Court name
HC: Civil Division (Uganda)
Judgment date
22 May 2013

UMEME Ltd v Waiswa (HCT-04-CV-CA-2011/63) [2013] UGHCCD 72 (22 May 2013);

Cite this case
[2013] UGHCCD 72






(Arising out of Mbale Civil Suit No.0064 of 2010)

UMEME LTD……………………..……………………..………..                                                                                                                 APPELLANT


WAISWA DAVID…………………………….…………..                                                                                                                                 RESPONDENT






This appeal arises out of the judgment and orders of the Magistrate Grade I Mbale in which he gave judgment to the respondent Waiswa David against the appellant, Umeme Limited in the following terms that:

  1. The Plaintiffs (Respondents) metre box be immediately connected.
  2. The defendant (appellant) reconnects power with immediate effect.
  3. The defendant (appellant) pays the plaintiff (respondent) special damages of Ug X 8,400,000/= for loss of business.
  4. The defendant (appellant) pays the plaintiff (respondent) UG X 10,000,000/= as general damages for inconveniences caused on him by the disconnection of power.
  5. The defendant (appellant) pays UGX 3,000,000/= as exemplary damages.
  6. The defendant (appellant) pays costs of the suit.
  7. The defendant (appellant) pays interest on (iii), (iv), (v) and (vi) above at a rate of 24% per annum from the time power was disconnected until payment in full.


The appellant was dissatisfied with the judgment and orders of the learned Magistrate hence this appeal.


It is common knowledge that for a first appellate court to properly re-evaluate the evidence adduced at the trial it has to thoroughly peruse and comprehend the entire record in order to reach its conclusion.  Whether the findings of and orders of the trial court can stand.


When I did this I got stuck at one point because the record shows that the lower court proceeded exparte as per its order of 10th January 2010.  (See order on P.3 of the proceedings in the record of appeal).  On the 17th of January 2011, the lower court confirmed its order unless it was set aside.

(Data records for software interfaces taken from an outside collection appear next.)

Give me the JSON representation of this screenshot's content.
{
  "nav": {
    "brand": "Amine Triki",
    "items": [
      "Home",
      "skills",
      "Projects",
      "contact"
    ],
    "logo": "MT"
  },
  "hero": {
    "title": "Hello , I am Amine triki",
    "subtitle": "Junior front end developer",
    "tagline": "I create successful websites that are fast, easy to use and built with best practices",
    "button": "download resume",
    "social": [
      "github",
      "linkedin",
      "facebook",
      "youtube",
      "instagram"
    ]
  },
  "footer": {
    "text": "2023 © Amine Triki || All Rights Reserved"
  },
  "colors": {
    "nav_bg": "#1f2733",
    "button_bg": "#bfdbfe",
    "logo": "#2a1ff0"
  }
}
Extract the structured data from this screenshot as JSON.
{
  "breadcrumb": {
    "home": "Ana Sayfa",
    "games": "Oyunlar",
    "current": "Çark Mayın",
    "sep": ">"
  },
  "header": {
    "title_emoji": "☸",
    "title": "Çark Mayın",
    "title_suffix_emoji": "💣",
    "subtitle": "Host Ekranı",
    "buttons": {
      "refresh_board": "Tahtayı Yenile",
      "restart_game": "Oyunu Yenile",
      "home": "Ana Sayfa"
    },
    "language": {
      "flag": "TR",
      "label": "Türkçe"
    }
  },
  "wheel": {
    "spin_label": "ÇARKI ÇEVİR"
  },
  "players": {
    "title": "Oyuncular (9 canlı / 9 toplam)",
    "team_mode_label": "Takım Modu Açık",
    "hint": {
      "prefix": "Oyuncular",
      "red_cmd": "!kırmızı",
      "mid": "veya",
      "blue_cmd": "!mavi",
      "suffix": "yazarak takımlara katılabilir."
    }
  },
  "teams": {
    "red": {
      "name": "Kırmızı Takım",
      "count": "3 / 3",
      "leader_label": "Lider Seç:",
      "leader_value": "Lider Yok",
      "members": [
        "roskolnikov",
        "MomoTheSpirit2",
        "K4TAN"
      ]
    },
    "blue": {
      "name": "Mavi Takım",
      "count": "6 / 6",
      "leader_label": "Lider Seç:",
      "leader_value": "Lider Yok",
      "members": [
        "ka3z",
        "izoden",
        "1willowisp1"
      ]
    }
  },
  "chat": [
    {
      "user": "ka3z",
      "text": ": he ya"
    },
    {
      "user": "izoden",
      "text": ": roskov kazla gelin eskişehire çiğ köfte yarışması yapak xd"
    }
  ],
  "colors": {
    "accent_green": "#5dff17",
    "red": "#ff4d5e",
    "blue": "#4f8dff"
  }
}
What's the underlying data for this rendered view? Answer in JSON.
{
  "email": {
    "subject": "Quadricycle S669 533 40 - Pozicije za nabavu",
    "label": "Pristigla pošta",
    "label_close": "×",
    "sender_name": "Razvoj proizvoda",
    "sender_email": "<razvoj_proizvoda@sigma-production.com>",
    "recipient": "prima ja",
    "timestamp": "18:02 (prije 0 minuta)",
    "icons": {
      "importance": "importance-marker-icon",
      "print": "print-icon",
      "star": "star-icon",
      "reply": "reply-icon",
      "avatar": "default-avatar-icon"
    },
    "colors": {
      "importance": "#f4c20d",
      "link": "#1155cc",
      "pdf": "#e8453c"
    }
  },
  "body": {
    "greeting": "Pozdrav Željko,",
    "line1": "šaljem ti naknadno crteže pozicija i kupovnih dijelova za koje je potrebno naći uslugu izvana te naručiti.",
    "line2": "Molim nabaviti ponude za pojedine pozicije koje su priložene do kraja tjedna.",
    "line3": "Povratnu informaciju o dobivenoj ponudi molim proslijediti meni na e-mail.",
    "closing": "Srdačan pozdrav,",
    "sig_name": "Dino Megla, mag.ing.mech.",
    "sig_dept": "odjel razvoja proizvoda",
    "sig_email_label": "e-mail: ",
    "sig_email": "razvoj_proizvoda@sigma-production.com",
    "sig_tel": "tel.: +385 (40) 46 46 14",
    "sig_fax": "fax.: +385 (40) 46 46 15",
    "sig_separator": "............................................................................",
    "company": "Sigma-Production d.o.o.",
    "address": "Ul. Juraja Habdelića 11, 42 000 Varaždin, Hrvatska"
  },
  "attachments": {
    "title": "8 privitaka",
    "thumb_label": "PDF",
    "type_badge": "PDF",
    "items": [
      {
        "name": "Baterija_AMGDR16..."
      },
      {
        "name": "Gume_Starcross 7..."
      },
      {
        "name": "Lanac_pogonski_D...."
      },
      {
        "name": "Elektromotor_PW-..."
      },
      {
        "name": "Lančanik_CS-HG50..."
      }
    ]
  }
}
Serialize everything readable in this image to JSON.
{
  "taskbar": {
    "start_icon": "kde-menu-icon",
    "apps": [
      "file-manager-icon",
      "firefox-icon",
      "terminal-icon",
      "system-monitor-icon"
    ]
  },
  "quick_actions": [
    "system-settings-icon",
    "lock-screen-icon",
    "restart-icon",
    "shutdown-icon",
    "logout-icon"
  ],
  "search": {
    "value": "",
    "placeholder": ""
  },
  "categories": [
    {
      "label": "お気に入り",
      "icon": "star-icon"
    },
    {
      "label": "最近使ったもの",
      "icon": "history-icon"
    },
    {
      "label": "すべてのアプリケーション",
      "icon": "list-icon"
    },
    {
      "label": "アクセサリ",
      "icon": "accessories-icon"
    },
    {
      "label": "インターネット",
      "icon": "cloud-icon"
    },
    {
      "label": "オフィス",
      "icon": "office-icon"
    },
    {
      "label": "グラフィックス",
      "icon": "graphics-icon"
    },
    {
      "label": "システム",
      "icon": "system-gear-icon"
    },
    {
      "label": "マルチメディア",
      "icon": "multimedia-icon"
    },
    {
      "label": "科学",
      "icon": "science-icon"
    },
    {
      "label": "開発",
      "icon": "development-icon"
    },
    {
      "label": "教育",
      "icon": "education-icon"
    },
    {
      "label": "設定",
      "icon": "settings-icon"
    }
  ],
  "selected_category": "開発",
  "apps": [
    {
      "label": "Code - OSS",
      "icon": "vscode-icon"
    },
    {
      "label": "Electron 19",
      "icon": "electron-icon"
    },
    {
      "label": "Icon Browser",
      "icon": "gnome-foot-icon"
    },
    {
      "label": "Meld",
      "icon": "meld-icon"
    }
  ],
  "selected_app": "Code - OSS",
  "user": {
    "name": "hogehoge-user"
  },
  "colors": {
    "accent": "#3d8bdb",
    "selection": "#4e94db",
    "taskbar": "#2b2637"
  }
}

Court proceeded exparte and heard PW.1 Waiswa David who closed his case on Page 6 upon which judgment was fixed for 24th January 2011.


Surprisingly, on 9th March 2011 cross-examination of PW.1 was conducted.  I wonder under what circumstances.  On Page 9 of the record of appeal, the defence case started with DW.1 Stephen  Epilu testifying and he was cross-examined by the plaintiff. Judgment was again reserved for 30th May 2011.


In the bundle of the lower court record presented before me, I came across Misc. Application No.13/2011 where a consent order dated 21st January 2011 was entered for setting aside the order to proceed exparte and parties agreed to proceed inter parties on 28.1.2010 (an apparent date error).


This preceded the proceedings of 9th March 2011 when PW.1 was cross-examined. Clearly, the trial court for unknown reasons, did not start hearing the case afresh having ordered to set aside the exparte proceedings.  It used the exparte proceedings to have PW.1 cross-examined and proceeded to hear the defence case.


This was irregular.  The trial court ought not to have allowed cross-examination of a witness on the proceedings which were non-existent for having been set aside by consent.


For this reason, I am constrained to hold that the lower court proceedings were irregular and a mistrial from which no valid appeal can arise.


In the interest of justice, the proceedings which were null and void will be set aside and a retrial is hereby ordered.

Since the trial court was to blame for this mistrial each party shall meet its costs.



Stephen Musota